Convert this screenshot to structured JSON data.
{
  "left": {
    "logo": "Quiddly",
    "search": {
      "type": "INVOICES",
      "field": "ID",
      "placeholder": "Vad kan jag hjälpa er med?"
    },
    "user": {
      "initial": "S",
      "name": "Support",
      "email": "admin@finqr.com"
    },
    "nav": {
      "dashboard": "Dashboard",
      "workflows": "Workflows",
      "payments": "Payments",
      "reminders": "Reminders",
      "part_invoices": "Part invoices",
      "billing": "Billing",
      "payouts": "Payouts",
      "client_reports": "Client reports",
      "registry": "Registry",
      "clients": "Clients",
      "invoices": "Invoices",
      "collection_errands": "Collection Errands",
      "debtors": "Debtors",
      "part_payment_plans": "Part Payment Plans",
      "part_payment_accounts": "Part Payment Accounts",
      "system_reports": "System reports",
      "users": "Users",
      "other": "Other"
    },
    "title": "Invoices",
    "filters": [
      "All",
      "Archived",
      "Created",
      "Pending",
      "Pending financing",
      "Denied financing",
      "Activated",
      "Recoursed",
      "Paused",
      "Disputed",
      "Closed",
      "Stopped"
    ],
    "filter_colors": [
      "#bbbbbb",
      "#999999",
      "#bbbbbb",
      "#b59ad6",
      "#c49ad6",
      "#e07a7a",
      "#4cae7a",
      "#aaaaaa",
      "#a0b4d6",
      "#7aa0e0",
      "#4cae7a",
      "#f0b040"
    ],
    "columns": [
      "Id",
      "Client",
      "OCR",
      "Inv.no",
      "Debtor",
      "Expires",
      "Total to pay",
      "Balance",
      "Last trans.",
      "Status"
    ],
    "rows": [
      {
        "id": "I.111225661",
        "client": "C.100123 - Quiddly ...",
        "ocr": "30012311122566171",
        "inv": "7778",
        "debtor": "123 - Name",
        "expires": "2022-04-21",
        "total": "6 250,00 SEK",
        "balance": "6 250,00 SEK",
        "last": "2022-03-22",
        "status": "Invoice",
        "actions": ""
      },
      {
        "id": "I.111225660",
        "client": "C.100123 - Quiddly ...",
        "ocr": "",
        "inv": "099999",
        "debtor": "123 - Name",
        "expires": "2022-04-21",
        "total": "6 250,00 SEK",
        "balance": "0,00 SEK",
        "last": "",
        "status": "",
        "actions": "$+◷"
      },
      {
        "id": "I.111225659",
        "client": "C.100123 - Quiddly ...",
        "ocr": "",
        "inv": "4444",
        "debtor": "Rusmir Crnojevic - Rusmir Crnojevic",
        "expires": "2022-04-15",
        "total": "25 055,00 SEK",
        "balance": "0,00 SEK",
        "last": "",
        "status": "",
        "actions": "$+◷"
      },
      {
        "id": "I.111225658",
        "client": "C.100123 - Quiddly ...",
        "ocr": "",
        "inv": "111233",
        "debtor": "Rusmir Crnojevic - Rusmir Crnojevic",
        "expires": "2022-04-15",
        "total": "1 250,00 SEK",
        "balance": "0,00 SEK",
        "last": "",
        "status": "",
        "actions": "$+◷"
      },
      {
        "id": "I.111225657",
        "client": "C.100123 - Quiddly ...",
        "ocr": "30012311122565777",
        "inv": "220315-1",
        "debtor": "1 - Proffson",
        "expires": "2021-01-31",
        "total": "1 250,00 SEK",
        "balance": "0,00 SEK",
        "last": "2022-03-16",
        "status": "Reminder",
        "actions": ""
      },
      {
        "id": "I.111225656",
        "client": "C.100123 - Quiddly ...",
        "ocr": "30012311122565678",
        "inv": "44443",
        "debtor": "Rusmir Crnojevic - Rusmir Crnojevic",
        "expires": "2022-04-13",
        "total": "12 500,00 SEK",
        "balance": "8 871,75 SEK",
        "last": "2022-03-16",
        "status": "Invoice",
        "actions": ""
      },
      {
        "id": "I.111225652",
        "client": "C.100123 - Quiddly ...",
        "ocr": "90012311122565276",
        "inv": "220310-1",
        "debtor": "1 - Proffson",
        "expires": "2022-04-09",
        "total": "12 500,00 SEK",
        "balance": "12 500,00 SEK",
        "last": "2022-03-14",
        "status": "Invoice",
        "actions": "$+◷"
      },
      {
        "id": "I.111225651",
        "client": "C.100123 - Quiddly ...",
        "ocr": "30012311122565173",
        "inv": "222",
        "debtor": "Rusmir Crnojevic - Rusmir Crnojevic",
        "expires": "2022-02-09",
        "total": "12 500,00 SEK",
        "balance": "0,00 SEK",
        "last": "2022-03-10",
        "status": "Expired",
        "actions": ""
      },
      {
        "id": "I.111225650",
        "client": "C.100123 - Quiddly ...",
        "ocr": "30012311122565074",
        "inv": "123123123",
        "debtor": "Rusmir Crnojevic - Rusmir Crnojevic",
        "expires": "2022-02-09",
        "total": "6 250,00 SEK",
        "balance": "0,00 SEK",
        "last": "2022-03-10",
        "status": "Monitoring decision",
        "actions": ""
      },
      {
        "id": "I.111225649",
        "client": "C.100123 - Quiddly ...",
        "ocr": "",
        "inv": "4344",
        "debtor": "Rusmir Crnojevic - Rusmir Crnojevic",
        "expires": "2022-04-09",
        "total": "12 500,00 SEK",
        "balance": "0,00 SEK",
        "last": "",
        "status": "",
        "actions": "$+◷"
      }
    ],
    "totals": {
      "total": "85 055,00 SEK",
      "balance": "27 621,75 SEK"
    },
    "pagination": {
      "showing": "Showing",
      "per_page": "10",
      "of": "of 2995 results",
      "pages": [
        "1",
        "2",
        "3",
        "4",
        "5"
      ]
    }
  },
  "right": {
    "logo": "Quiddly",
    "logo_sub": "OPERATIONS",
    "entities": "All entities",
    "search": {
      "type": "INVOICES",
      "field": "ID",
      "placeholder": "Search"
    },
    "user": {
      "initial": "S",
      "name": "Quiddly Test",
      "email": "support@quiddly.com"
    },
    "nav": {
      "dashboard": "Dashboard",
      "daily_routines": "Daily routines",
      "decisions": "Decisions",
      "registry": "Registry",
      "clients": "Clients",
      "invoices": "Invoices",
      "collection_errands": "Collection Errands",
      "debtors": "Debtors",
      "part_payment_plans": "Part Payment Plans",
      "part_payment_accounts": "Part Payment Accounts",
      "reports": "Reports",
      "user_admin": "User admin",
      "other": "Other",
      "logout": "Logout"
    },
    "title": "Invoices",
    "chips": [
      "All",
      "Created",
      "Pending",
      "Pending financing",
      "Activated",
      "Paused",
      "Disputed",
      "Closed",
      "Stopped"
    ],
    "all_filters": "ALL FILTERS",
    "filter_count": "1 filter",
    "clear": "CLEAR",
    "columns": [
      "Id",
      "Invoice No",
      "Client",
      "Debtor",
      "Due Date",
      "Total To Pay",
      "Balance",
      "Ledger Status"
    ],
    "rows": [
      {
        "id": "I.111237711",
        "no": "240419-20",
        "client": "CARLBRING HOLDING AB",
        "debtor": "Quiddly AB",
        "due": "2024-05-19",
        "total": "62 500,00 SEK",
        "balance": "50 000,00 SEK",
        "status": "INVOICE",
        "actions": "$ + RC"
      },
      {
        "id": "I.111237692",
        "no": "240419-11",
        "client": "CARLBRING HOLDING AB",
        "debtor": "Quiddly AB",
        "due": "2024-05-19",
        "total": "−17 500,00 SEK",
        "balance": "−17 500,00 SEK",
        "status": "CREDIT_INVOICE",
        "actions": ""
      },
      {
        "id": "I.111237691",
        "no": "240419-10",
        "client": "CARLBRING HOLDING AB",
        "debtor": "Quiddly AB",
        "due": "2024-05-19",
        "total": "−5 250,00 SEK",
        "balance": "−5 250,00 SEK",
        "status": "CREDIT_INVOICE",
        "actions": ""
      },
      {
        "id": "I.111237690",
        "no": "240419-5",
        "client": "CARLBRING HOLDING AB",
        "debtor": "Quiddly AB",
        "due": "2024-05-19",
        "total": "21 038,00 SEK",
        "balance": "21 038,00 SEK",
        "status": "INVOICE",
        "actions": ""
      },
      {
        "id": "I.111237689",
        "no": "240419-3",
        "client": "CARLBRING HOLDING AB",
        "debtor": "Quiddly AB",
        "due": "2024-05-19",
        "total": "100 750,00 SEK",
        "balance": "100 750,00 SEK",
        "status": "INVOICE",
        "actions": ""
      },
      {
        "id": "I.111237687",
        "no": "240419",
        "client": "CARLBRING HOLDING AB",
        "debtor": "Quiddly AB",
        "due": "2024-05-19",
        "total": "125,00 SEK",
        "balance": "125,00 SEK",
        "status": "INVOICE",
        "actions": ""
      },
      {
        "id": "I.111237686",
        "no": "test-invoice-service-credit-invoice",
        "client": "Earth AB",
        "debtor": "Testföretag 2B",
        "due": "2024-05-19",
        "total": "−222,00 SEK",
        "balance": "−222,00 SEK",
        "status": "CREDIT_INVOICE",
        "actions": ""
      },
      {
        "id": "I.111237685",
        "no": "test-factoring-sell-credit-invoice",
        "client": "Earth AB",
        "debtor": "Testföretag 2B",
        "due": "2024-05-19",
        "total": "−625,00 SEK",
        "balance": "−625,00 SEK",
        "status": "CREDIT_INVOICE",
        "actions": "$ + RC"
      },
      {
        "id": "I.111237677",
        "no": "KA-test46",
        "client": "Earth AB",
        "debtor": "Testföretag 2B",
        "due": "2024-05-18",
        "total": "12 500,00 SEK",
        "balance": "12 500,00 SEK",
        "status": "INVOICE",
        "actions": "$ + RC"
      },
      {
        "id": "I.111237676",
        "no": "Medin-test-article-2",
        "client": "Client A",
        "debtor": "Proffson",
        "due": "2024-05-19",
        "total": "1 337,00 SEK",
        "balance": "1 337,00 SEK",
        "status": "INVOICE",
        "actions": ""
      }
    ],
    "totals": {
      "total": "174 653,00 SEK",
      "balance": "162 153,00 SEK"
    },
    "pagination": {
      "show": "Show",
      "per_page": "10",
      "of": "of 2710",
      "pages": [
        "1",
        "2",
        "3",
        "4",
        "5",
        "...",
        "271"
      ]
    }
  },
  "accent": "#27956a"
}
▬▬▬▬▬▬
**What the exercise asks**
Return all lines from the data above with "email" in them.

**Task solution**
      "email": "admin@finqr.com"
      "email": "support@quiddly.com"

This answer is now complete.